Roman (Lucky McKee) is a lonely young man who yearns to find love, happiness and companionship. Tormented by his ungrateful co-workers and trapped in a life of tedium as a welder in a local factory, Roman’s one pleasure is his obsession with the elusive beauty (Kristen Bell) who lives in another apartment in his building complex. When a chance encounter with the young woman goes horribly wrong, a moment of frenzied desperation triggers a chilling turn of events leading to the girl’s murder. As he teeters between deranged fantasy and cold reality, Roman’s struggle to hide his grisly secret is further complicated by an eccentric neighbor named Eva (Nectar Rose) who develops an unlikely attraction to Roman and forces herself into his dark and tortured world. —IMDb
Angela Marie Bettis (born January 9, 1973) is an American actress, film producer and director best known for her lead role in the 2002 TV remake of the Stephen King film Carrie,and the title character in May 2002.
Bettis was born in Austin, Texas to Mary Lynn (née Guthrie) and Richard Joseph Bettis and graduated from Westlake High School.

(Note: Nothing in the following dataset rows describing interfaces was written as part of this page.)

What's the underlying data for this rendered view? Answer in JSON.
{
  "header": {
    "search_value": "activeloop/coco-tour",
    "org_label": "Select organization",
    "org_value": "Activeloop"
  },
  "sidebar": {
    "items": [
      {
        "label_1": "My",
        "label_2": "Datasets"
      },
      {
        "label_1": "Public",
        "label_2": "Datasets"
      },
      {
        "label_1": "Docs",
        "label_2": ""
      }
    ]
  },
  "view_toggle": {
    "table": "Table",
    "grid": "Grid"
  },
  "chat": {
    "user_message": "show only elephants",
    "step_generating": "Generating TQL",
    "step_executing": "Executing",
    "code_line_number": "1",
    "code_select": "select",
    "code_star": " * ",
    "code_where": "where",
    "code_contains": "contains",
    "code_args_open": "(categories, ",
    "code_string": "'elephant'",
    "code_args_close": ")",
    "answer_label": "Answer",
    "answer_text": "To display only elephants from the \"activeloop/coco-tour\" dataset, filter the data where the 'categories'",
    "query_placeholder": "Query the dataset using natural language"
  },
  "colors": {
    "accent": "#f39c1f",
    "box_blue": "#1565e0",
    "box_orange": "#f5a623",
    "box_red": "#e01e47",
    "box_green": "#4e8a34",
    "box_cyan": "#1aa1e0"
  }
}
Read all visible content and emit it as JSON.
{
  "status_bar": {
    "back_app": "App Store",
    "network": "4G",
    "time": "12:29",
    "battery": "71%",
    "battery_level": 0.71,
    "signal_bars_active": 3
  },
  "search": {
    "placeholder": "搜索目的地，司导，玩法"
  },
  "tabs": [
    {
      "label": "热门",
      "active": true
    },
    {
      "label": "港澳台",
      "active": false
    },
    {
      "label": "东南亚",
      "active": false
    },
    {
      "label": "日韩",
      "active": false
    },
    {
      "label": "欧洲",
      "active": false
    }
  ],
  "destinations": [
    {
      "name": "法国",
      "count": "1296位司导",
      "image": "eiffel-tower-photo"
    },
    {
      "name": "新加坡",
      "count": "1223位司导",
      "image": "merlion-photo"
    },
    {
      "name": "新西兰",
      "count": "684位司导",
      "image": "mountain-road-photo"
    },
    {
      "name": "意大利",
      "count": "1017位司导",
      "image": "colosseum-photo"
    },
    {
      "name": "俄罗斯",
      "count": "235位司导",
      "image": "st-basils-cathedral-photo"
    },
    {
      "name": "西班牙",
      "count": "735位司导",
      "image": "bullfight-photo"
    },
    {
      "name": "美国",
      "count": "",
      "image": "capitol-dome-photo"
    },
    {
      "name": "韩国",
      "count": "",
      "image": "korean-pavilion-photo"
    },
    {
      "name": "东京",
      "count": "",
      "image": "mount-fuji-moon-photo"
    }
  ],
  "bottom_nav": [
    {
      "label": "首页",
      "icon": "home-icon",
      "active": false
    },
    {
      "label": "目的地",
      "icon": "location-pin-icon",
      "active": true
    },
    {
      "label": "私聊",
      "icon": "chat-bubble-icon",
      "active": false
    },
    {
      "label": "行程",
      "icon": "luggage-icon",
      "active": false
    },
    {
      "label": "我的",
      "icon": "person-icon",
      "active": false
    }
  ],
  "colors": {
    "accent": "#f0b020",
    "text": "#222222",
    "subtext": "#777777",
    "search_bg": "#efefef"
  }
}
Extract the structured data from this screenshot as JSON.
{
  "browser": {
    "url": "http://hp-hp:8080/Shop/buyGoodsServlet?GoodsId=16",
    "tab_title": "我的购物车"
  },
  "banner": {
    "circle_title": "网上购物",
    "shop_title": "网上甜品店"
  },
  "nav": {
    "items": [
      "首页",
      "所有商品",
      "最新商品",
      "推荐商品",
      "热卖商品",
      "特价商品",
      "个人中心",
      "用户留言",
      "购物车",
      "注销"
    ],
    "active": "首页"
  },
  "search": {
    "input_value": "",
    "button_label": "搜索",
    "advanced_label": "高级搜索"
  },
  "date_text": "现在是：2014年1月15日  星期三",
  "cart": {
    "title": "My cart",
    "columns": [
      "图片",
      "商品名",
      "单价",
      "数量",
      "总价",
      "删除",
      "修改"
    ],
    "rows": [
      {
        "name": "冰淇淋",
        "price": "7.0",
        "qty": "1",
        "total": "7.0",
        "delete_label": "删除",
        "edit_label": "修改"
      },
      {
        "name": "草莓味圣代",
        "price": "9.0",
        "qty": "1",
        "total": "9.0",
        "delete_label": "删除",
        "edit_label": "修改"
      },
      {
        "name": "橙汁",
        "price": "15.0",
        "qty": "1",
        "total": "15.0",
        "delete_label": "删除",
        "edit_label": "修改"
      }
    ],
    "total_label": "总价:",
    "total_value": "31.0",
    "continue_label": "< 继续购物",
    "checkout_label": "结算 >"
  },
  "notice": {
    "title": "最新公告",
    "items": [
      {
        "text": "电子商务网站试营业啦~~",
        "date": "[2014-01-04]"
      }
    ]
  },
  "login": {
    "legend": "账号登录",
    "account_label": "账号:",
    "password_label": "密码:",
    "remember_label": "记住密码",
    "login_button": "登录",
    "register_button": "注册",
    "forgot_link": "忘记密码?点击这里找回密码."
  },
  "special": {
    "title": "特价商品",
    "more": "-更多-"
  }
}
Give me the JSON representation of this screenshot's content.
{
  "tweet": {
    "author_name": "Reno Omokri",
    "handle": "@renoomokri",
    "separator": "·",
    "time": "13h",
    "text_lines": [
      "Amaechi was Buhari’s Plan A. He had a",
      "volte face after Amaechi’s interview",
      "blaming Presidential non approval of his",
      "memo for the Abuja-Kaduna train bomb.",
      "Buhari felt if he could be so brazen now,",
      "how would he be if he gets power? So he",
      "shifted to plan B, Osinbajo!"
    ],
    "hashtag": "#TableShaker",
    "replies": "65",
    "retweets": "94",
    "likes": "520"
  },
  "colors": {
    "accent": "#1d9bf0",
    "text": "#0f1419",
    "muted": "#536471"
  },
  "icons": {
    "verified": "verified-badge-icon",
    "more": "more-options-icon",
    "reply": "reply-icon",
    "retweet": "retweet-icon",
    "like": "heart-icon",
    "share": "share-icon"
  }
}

Her debut role was a lead in the romantic tragedy, Sparrow, directed by Franco Zeffirelli, at the age of eighteen. After that film she attended The American Musical and Dramatic Academy. She later went on to star in a movie called The Last Best Sunday, before supporting Winona Ryder in Girl, Interrupted and Kim Basinger in Bless the Child.
Bettis is most famous for her work in independent horror movies, and especially her working relationship with writer/director Lucky McKee. Her title role in McKee’s 2002 gem May won her something of a cult following. Since then, she has appeared in McKee’s Masters of Horror episode, Sick Girl, and provided… read more
The biggest problem with 'Roman' is that it feels like a student film in every aspect - especially the grainy digital photography and uneven performances. Lucky McKee isn't quite able to cary the film with his performance, and it relied on too many songs on the soundtrack. That said, if it were a student film, it would be a damn good one.